Don Giovanni with Erwin Schrott, Royal Opera, Covent Garden, February 2012Posted on 17 February 2012
Erwin Schrott was a remarkable Don, good looking, devilishly charming, but with a nasty streak hidden by an insouciant devil-may-care attitude. And his singing was equally remarkable, with an easy casualness as if he were simply talking. As his counterpoint and servant, Alex Esposito as Leporello sang and acted the part with utter conviction. His Madamina aria, where he recounts to the lovesick Elvira all Giovanni’s conquests had a wonderful leering quality, and his stage actions were always expressive but never over the top.
Yet this was more than just Schrott and Esposito, and the rest of the cast was excellent. Ruxandra Donose came over beautifully in her Covent Garden debut as Donna Elvira, as did Kate Lindsey as Zerlina, who really fell for the Don at first meeting, smartly interposing herself between him and her betrothed Masetto, very well portrayed by Matthew Rose. In her first Donna Anna at Covent Garden, Carmela Remigio brought charm and power to the role. Her sudden realisation in Act I that Don Giovanni is her father’s murderer was very powerful, and her late Act II aria Non mi dir was charmingly delivered to her betrothed Don Ottavio. He was nobly sung and portrayed by Pavol Breslik, also making his role debut at the Royal Opera, and Reinhard Hagen sang the Commendatore with the presence he has shown before in this and other roles.
The singers were very well served by this Francesca Zambello production, superbly revived by Barbara Lluch with attention to detail everywhere. The dialogue between Giovanni and Leporello at the start of Act II was enlivened by the Don almost fainting as his servant says they have to leave the women alone, and it was then really played for laughs as he temporarily left the stage. After he had brutally shoved Leporello into a wall, and later beaten up Masetto leaving him lying on the ground, Zerlina came along to her betrothed and started slapping him, to great amusement from the audience. The joke about Leporello’s wife came off beautifully too, giving just the right degree of lightness before the statue made its ominous pronouncement. Then at the end, after Giovanni has been consumed by the flames of hell, Masetto offers his hand to Leporello and gives him a hug. A nice touch. The flames were so bright they lit up the whole auditorium, and Paul Pyant’s lighting was particularly good in showing the darkness at appropriate times.
Finally, the orchestra was very well paced under the direction of Constantinos Carydis, and the dramatic moment just before the statue appears at the banquet came over very strongly. One cannot easily find Don Giovanni better performed than this, and Erwin Schrott is unmissable.
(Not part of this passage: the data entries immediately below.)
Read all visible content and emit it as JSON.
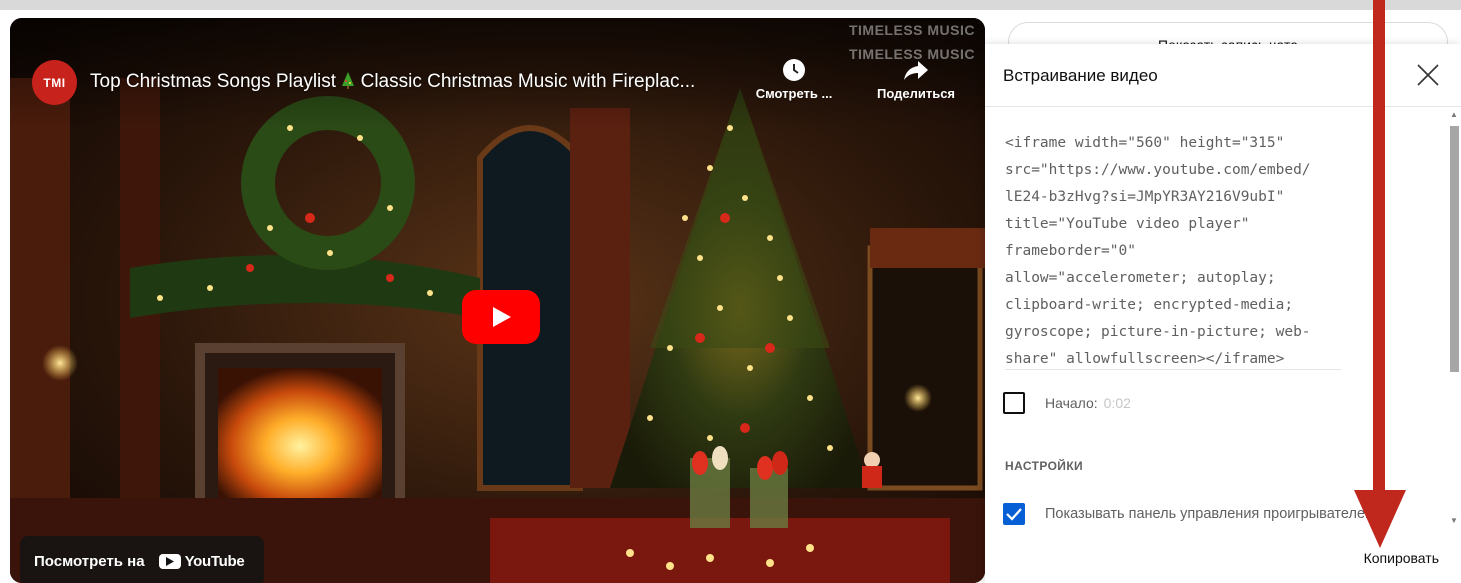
{
  "background": {
    "chat_button_label": "Показать запись чата"
  },
  "player": {
    "channel_avatar_text": "TMI",
    "title": "Top Christmas Songs Playlist",
    "title_tail": "Classic Christmas Music with Fireplac...",
    "watermark": "TIMELESS MUSIC",
    "watch_later_label": "Смотреть ...",
    "share_label": "Поделиться",
    "watch_on_label": "Посмотреть на",
    "youtube_label": "YouTube"
  },
  "dialog": {
    "title": "Встраивание видео",
    "code_lines": [
      "<iframe width=\"560\" height=\"315\"",
      "src=\"https://www.youtube.com/embed/",
      "lE24-b3zHvg?si=JMpYR3AY216V9ubI\"",
      "title=\"YouTube video player\"",
      "frameborder=\"0\"",
      "allow=\"accelerometer; autoplay;",
      "clipboard-write; encrypted-media;",
      "gyroscope; picture-in-picture; web-",
      "share\" allowfullscreen></iframe>"
    ],
    "start_label": "Начало:",
    "start_time": "0:02",
    "start_checked": false,
    "settings_header": "НАСТРОЙКИ",
    "controls_label": "Показывать панель управления проигрывателем",
    "controls_checked": true,
    "copy_label": "Копировать"
  },
  "colors": {
    "play_button": "#ff0000",
    "checkbox_accent": "#065fd4",
    "avatar": "#c8221c",
    "annotation_arrow": "#c0281d"
  }
}
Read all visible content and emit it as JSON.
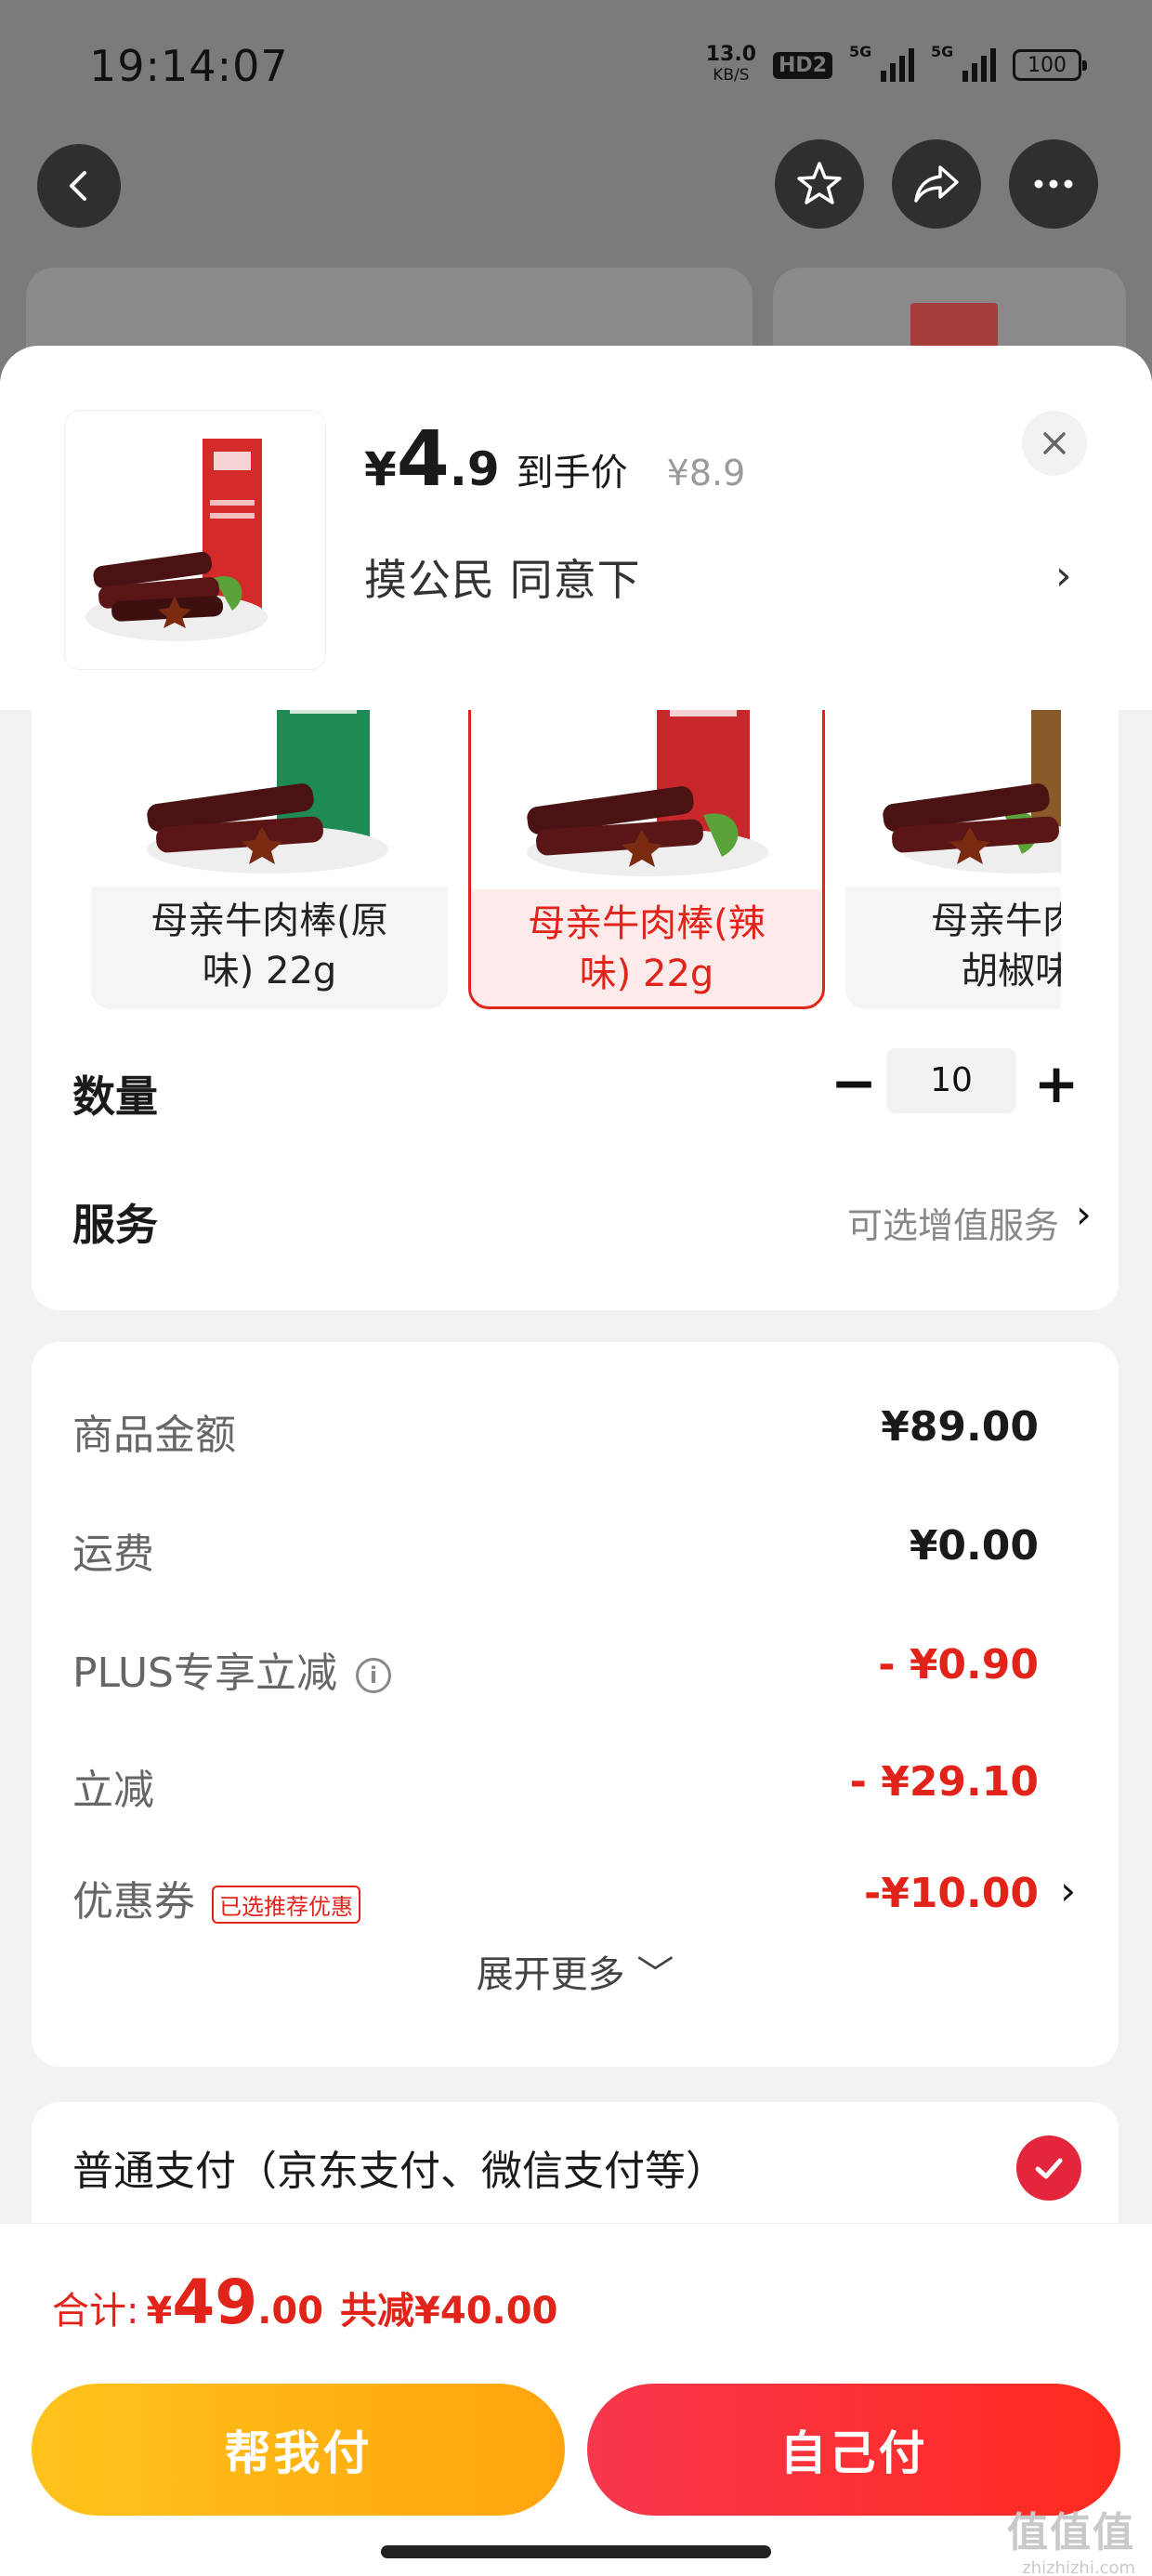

Performances with this new cast continue until February 29 and seats are still available, though not in the Amphi — for details click here.